ultimately from the host to the tsetse fly gut for digestion. Various permeases have been characterised including [18][19] those that import hexoses, carboxylates, and amino acids . Another endoparasite is scabies, caused by Sarcoptes scabiei. Scabies, transmitted by female mites, depends on nutrition from its host for survival. This endoparasite obtains nutrients by burrowing into the skin of the host. Studies have also identified the presence of scabies mite inactivated protease paralogues (SMIPPs), which are believed to [20] compete with host proteases .

Effects on the host

As mentioned previously, parasitic nutrition is beneficial to the parasite but typically detrimental to the host since it deprives the host of nutrients. This mode of nutrition has numerous side effects on the host including weight loss, anaemia, obstruction of the intestine, damage to the host intestinal wall and in some cases transmission of serious [1][14][2][21] pathogens e.g. the ectoparasitic tsetse fly which transmits African trypanosomiasis .

Nutrient acquisition is an important component of parasite pathogenesis since it is critical to parasite survival . Understanding the mechanisms of parasite nutrient acquisition therefore identifies novel targets which we can exploit as a form of parasite control e.g. through knock-out or inhibition of crucial transporters or destruction of penetrative anatomical features. Several studies have looked into nutrient acquisition as a method of parasite control, including [22] the development of vaccines against helminth parasites by targeting digestive proteases .

Parasitic nutrition in plants

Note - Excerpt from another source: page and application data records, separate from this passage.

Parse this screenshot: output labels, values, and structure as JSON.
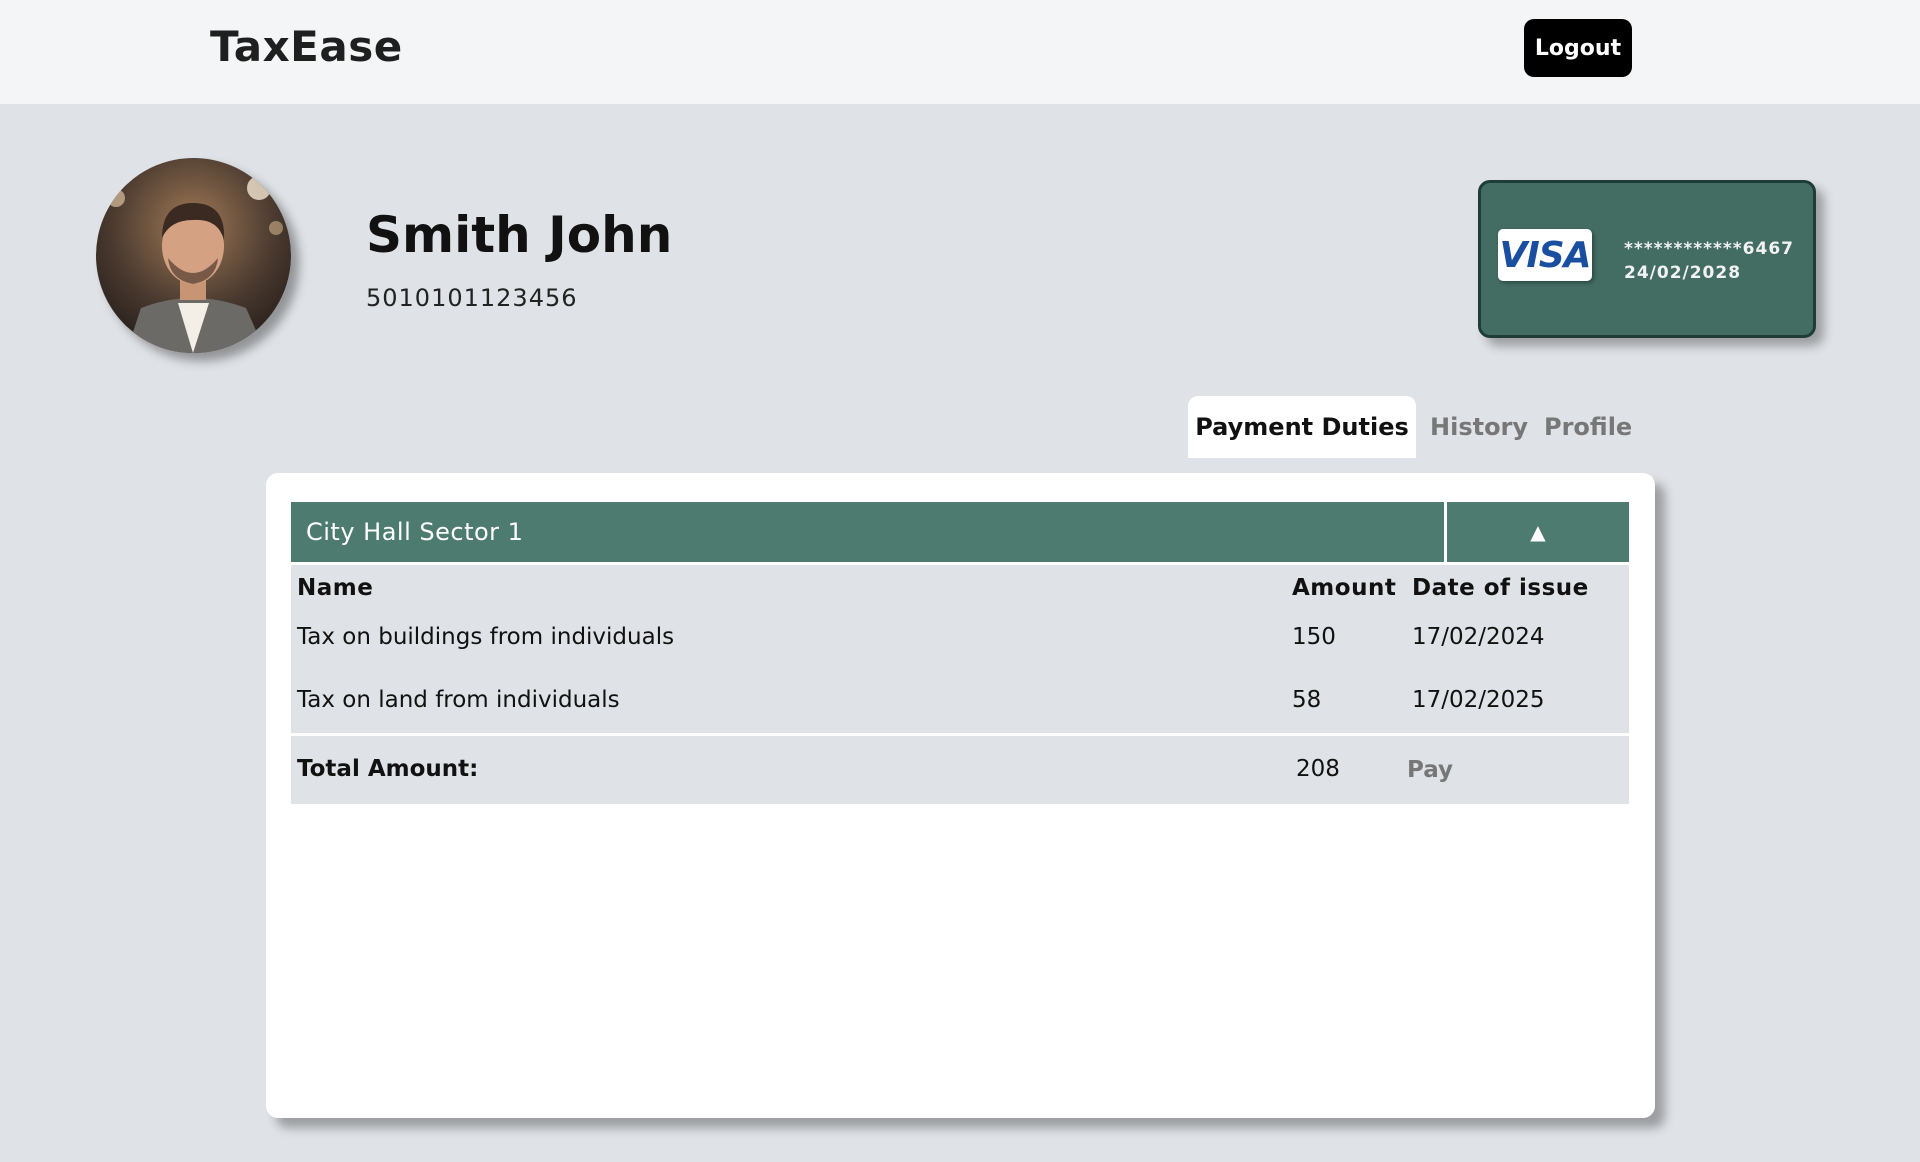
{
  "header": {
    "brand": "TaxEase",
    "logout_label": "Logout"
  },
  "user": {
    "name": "Smith John",
    "id_number": "5010101123456"
  },
  "card": {
    "brand": "VISA",
    "masked_number": "************6467",
    "expiry": "24/02/2028"
  },
  "tabs": [
    {
      "label": "Payment Duties",
      "active": true
    },
    {
      "label": "History",
      "active": false
    },
    {
      "label": "Profile",
      "active": false
    }
  ],
  "sector": {
    "title": "City Hall Sector 1",
    "toggle_icon": "▲",
    "columns": [
      "Name",
      "Amount",
      "Date of issue"
    ],
    "rows": [
      {
        "name": "Tax on buildings from individuals",
        "amount": "150",
        "date": "17/02/2024"
      },
      {
        "name": "Tax on land from individuals",
        "amount": "58",
        "date": "17/02/2025"
      }
    ],
    "total_label": "Total Amount:",
    "total_value": "208",
    "pay_label": "Pay"
  },
  "colors": {
    "accent_green": "#4e7b6f",
    "card_green": "#436d63",
    "background": "#dfe2e6"
  }
}
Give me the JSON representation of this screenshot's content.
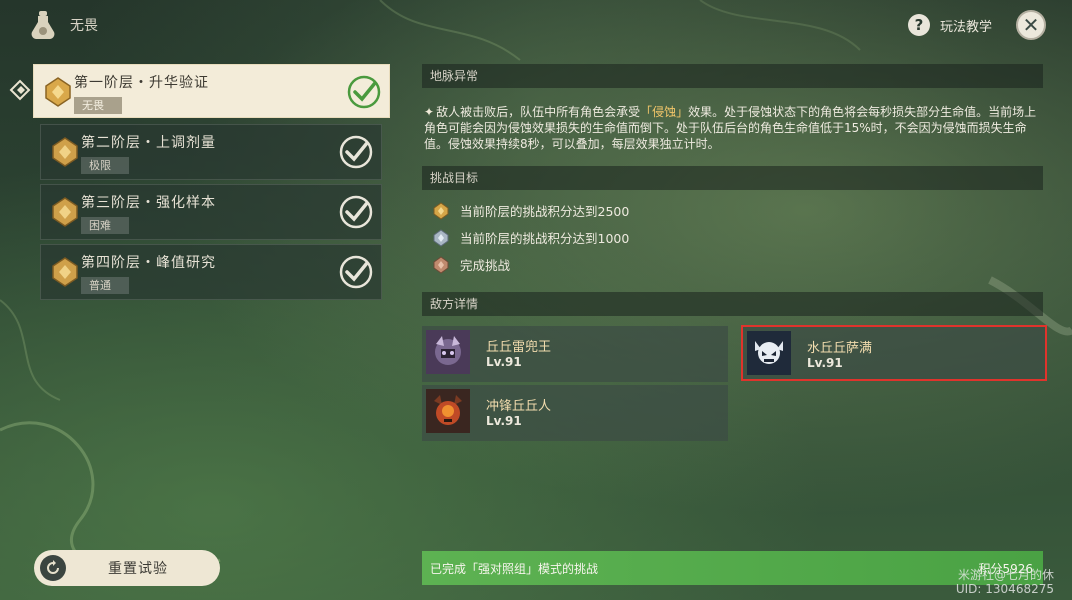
{
  "header": {
    "title": "无畏",
    "help_label": "玩法教学",
    "close_glyph": "✕"
  },
  "stages": [
    {
      "title": "第一阶层・升华验证",
      "difficulty": "无畏",
      "completed": true,
      "active": true
    },
    {
      "title": "第二阶层・上调剂量",
      "difficulty": "极限",
      "completed": true,
      "active": false
    },
    {
      "title": "第三阶层・强化样本",
      "difficulty": "困难",
      "completed": true,
      "active": false
    },
    {
      "title": "第四阶层・峰值研究",
      "difficulty": "普通",
      "completed": true,
      "active": false
    }
  ],
  "anomaly": {
    "heading": "地脉异常",
    "bullet": "✦",
    "text_before": "敌人被击败后，队伍中所有角色会承受",
    "highlight": "「侵蚀」",
    "text_after": "效果。处于侵蚀状态下的角色将会每秒损失部分生命值。当前场上角色可能会因为侵蚀效果损失的生命值而倒下。处于队伍后台的角色生命值低于15%时，不会因为侵蚀而损失生命值。侵蚀效果持续8秒，可以叠加，每层效果独立计时。"
  },
  "goals": {
    "heading": "挑战目标",
    "items": [
      {
        "text": "当前阶层的挑战积分达到2500",
        "icon": "gold-medal-icon"
      },
      {
        "text": "当前阶层的挑战积分达到1000",
        "icon": "silver-medal-icon"
      },
      {
        "text": "完成挑战",
        "icon": "bronze-medal-icon"
      }
    ]
  },
  "enemies": {
    "heading": "敌方详情",
    "items": [
      {
        "name": "丘丘雷兜王",
        "level": "Lv.91",
        "icon": "lawachurl-portrait"
      },
      {
        "name": "水丘丘萨满",
        "level": "Lv.91",
        "icon": "hydro-samachurl-portrait",
        "selected": true
      },
      {
        "name": "冲锋丘丘人",
        "level": "Lv.91",
        "icon": "berserker-hilichurl-portrait"
      }
    ]
  },
  "reset_button": "重置试验",
  "completion": {
    "text": "已完成「强对照组」模式的挑战",
    "score": "积分5926"
  },
  "watermark": {
    "line1": "米游社@七月的休",
    "line2": "UID: 130468275"
  },
  "colors": {
    "highlight": "#f3c76a",
    "selected_border": "#e0332c",
    "completion_bar": "#5db252",
    "check": "#4a9a3e"
  }
}
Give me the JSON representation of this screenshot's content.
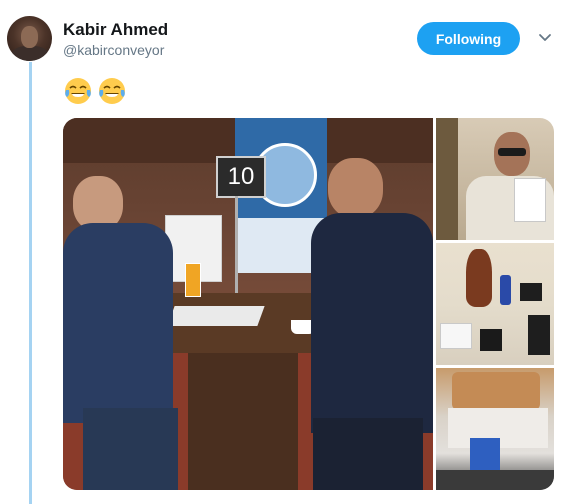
{
  "user": {
    "name": "Kabir Ahmed",
    "handle": "@kabirconveyor"
  },
  "follow_button": {
    "label": "Following"
  },
  "tweet": {
    "emojis": [
      "face-with-tears-of-joy",
      "face-with-tears-of-joy"
    ]
  },
  "media": {
    "main_photo_table_sign": "10",
    "images": [
      {
        "name": "business-meeting-photo"
      },
      {
        "name": "man-holding-brochure-photo"
      },
      {
        "name": "hotel-desk-photo"
      },
      {
        "name": "hotel-bed-photo"
      }
    ]
  },
  "colors": {
    "accent": "#1da1f2",
    "thread_line": "#a5d3f2",
    "name_text": "#14171a",
    "handle_text": "#657786"
  }
}
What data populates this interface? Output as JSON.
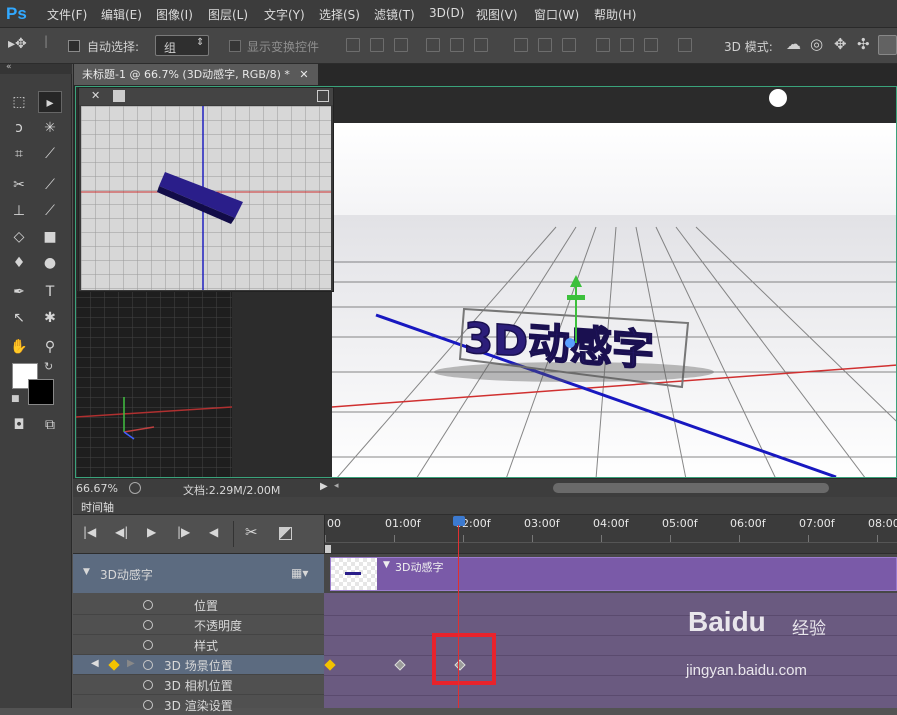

Plants are typically autotrophic organisms meaning that they synthesise their own 'food' from inorganic compounds by photosynthesis. Some plants however are unable to synthesise their own 'food' by photosynthesis and therefore acquire nutrients by parasitic nutrition from other living plants. Plants which acquire their nutrients in this way are [23] known as parasitic plants . These plants have modified root structures known as haustorium, which the parasitic [24][1] plants use to penetrate the vascular bundle of host plants and essentially 'steal' nutrients from host plants . Parasitic plants include Dodder, Rafflesia and Broomrape.